TASK GOAL -> Return, from the listing below, each line where the word "icon" appears.

○ ○ ○ ○ ○ ○ ○

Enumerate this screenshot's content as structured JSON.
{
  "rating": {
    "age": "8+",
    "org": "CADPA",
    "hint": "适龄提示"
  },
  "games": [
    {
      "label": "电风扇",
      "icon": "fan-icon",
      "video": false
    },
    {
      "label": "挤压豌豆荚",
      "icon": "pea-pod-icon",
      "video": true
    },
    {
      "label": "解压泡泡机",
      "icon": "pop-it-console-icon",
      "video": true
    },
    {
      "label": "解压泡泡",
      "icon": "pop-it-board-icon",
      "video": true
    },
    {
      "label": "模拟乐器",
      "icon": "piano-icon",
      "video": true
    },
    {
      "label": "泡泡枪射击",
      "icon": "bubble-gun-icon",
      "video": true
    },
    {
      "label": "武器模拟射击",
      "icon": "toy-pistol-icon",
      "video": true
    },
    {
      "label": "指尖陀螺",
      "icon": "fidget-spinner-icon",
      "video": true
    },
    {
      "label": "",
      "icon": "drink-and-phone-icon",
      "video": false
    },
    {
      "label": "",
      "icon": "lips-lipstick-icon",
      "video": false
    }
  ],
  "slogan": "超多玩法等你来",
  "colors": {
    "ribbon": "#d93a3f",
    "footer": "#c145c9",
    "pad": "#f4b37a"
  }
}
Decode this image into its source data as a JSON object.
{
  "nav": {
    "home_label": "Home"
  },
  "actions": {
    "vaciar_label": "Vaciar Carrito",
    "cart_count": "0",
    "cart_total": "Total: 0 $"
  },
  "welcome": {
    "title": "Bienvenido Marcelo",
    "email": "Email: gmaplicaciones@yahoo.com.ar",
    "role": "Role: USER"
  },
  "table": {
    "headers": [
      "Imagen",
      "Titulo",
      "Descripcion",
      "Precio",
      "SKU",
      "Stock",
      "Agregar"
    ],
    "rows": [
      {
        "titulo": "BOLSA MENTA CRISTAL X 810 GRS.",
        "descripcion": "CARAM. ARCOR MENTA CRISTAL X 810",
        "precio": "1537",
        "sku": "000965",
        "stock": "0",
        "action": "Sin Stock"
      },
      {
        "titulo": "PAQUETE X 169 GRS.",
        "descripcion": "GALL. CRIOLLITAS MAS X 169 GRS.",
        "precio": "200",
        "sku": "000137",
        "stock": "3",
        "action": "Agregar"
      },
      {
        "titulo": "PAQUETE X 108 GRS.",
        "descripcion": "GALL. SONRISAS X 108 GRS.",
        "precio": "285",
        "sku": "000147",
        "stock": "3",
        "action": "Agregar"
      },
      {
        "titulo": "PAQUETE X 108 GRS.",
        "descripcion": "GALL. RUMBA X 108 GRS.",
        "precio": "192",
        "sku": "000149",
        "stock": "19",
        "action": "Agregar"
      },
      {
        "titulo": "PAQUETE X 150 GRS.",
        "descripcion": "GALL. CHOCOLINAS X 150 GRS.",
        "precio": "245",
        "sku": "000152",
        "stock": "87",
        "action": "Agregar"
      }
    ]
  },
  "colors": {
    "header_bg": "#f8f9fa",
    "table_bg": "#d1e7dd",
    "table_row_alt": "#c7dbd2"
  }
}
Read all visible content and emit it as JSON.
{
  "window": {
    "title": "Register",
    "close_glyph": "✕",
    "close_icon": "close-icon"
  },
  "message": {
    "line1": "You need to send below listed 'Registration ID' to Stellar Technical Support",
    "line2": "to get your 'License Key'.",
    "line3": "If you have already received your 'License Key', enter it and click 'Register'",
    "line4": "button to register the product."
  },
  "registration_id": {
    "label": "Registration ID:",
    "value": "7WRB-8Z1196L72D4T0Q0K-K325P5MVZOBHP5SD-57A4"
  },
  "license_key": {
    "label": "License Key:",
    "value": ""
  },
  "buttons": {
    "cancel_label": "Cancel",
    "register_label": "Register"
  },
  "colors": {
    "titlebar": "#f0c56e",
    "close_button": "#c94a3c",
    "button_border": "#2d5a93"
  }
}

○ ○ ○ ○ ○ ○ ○

SOLVED PROBLEM ->
      "icon": "fan-icon",
      "icon": "pea-pod-icon",
      "icon": "pop-it-console-icon",
      "icon": "pop-it-board-icon",
      "icon": "piano-icon",
      "icon": "bubble-gun-icon",
      "icon": "toy-pistol-icon",
      "icon": "fidget-spinner-icon",
      "icon": "drink-and-phone-icon",
      "icon": "lips-lipstick-icon",
    "close_icon": "close-icon"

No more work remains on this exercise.